(Exercise materials)
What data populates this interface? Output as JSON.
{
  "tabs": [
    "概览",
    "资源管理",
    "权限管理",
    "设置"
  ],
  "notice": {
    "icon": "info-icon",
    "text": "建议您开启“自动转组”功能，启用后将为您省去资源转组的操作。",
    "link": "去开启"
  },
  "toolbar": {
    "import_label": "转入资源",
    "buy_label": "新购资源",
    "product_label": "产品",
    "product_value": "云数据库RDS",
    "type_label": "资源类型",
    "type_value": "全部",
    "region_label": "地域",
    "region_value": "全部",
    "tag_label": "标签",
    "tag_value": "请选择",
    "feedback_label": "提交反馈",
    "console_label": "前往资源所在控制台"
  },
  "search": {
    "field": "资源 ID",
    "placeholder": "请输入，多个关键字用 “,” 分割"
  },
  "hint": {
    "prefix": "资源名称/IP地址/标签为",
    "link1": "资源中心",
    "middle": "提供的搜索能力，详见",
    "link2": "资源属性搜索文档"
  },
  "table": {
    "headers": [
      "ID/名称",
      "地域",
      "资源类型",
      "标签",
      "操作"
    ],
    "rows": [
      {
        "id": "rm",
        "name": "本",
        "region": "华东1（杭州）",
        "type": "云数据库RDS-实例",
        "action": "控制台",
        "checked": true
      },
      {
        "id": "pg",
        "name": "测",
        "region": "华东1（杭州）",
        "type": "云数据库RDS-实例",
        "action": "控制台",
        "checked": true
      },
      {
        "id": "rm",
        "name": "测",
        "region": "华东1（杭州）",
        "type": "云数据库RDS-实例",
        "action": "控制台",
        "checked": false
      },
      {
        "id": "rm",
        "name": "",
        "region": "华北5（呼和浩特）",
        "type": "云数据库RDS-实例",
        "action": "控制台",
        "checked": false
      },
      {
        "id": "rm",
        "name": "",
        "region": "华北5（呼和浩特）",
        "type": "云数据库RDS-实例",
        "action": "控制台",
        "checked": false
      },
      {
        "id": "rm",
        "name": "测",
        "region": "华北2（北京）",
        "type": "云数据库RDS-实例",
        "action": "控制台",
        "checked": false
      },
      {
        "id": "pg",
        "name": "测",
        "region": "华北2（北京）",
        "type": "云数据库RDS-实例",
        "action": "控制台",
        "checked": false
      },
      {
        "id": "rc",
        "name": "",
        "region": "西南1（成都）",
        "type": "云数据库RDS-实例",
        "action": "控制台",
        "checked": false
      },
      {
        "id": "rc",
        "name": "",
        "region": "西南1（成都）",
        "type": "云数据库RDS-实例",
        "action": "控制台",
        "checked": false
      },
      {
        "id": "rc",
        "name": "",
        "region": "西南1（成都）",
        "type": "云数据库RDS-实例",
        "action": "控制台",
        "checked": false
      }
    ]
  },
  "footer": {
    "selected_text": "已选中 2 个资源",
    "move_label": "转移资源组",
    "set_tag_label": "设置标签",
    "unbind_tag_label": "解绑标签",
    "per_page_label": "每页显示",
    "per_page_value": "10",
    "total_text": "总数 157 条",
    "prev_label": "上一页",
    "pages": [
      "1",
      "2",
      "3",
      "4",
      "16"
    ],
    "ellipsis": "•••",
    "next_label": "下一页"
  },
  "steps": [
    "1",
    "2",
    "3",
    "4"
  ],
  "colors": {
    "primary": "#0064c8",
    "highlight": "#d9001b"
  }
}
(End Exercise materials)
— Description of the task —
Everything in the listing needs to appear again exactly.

— Solved problem —
What data populates this interface? Output as JSON.
{
  "tabs": [
    "概览",
    "资源管理",
    "权限管理",
    "设置"
  ],
  "notice": {
    "icon": "info-icon",
    "text": "建议您开启“自动转组”功能，启用后将为您省去资源转组的操作。",
    "link": "去开启"
  },
  "toolbar": {
    "import_label": "转入资源",
    "buy_label": "新购资源",
    "product_label": "产品",
    "product_value": "云数据库RDS",
    "type_label": "资源类型",
    "type_value": "全部",
    "region_label": "地域",
    "region_value": "全部",
    "tag_label": "标签",
    "tag_value": "请选择",
    "feedback_label": "提交反馈",
    "console_label": "前往资源所在控制台"
  },
  "search": {
    "field": "资源 ID",
    "placeholder": "请输入，多个关键字用 “,” 分割"
  },
  "hint": {
    "prefix": "资源名称/IP地址/标签为",
    "link1": "资源中心",
    "middle": "提供的搜索能力，详见",
    "link2": "资源属性搜索文档"
  },
  "table": {
    "headers": [
      "ID/名称",
      "地域",
      "资源类型",
      "标签",
      "操作"
    ],
    "rows": [
      {
        "id": "rm",
        "name": "本",
        "region": "华东1（杭州）",
        "type": "云数据库RDS-实例",
        "action": "控制台",
        "checked": true
      },
      {
        "id": "pg",
        "name": "测",
        "region": "华东1（杭州）",
        "type": "云数据库RDS-实例",
        "action": "控制台",
        "checked": true
      },
      {
        "id": "rm",
        "name": "测",
        "region": "华东1（杭州）",
        "type": "云数据库RDS-实例",
        "action": "控制台",
        "checked": false
      },
      {
        "id": "rm",
        "name": "",
        "region": "华北5（呼和浩特）",
        "type": "云数据库RDS-实例",
        "action": "控制台",
        "checked": false
      },
      {
        "id": "rm",
        "name": "",
        "region": "华北5（呼和浩特）",
        "type": "云数据库RDS-实例",
        "action": "控制台",
        "checked": false
      },
      {
        "id": "rm",
        "name": "测",
        "region": "华北2（北京）",
        "type": "云数据库RDS-实例",
        "action": "控制台",
        "checked": false
      },
      {
        "id": "pg",
        "name": "测",
        "region": "华北2（北京）",
        "type": "云数据库RDS-实例",
        "action": "控制台",
        "checked": false
      },
      {
        "id": "rc",
        "name": "",
        "region": "西南1（成都）",
        "type": "云数据库RDS-实例",
        "action": "控制台",
        "checked": false
      },
      {
        "id": "rc",
        "name": "",
        "region": "西南1（成都）",
        "type": "云数据库RDS-实例",
        "action": "控制台",
        "checked": false
      },
      {
        "id": "rc",
        "name": "",
        "region": "西南1（成都）",
        "type": "云数据库RDS-实例",
        "action": "控制台",
        "checked": false
      }
    ]
  },
  "footer": {
    "selected_text": "已选中 2 个资源",
    "move_label": "转移资源组",
    "set_tag_label": "设置标签",
    "unbind_tag_label": "解绑标签",
    "per_page_label": "每页显示",
    "per_page_value": "10",
    "total_text": "总数 157 条",
    "prev_label": "上一页",
    "pages": [
      "1",
      "2",
      "3",
      "4",
      "16"
    ],
    "ellipsis": "•••",
    "next_label": "下一页"
  },
  "steps": [
    "1",
    "2",
    "3",
    "4"
  ],
  "colors": {
    "primary": "#0064c8",
    "highlight": "#d9001b"
  }
}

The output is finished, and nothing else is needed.